Is Canadian permanent residence decided solely on whether the government official can "tick all the boxes" that are publicly stated? (In US English, "put a check mark in all the boxes").
http://www.cic.gc.ca/english/resources/tools/perm/econ/fsw/selection.asp says "If the applicant’s total score is equal to or greater than , the officer will (emphasis mine) make a positive selection decision". This suggests that the answer's yes, but that's what I need to check. (Of course, all the documents you supply also have to check out OK - e.g. police certificates with no criminal record and medical examination certificates showing good health. The link goes on to link to a page referring to these.)
To put my question in other words, if you tick all these boxes, is there still a significant chance of being denied once you've got your invitation to apply? For example, I'm currently unemployed (by choice, taking a break on savings), and want to know whether getting a job before I apply might help, even though it doesn't affect the publicly stated criteria. This is a practical decision I need to make soon. Do the officials make judgments of desirability like "someone who's been unemployed a while's undesirable"?
Naturally I'm not talking about extreme and rare cases like being on a terrorism watchlist, or Osama Bin Laden applying without having technically been convicted of a crime, so having a clean Afghani police certificate!

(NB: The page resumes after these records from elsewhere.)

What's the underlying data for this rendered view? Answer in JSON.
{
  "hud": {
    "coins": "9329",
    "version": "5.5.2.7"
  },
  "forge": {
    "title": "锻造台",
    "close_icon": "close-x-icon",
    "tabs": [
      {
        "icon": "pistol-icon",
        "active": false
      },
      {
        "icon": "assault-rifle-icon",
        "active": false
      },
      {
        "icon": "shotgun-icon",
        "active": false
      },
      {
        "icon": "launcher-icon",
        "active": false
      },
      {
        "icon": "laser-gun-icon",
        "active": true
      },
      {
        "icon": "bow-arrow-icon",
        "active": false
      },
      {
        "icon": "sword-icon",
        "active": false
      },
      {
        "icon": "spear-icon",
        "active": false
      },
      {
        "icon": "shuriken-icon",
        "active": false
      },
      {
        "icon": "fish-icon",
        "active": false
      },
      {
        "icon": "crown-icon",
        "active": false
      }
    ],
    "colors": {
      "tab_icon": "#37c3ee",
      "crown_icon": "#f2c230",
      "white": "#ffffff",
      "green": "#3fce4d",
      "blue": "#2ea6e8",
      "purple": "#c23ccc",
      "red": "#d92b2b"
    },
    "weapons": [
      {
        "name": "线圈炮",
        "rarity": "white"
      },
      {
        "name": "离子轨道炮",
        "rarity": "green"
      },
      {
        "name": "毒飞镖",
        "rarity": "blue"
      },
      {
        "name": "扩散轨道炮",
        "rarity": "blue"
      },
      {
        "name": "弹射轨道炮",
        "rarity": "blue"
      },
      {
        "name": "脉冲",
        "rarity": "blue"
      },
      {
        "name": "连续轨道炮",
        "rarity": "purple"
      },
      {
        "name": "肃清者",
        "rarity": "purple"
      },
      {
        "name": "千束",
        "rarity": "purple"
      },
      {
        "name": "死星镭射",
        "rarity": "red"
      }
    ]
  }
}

For other PR applicants who find this via Google, the 67 points are at http://www.cic.gc.ca/english/immigrate/skilled/apply-factors.asp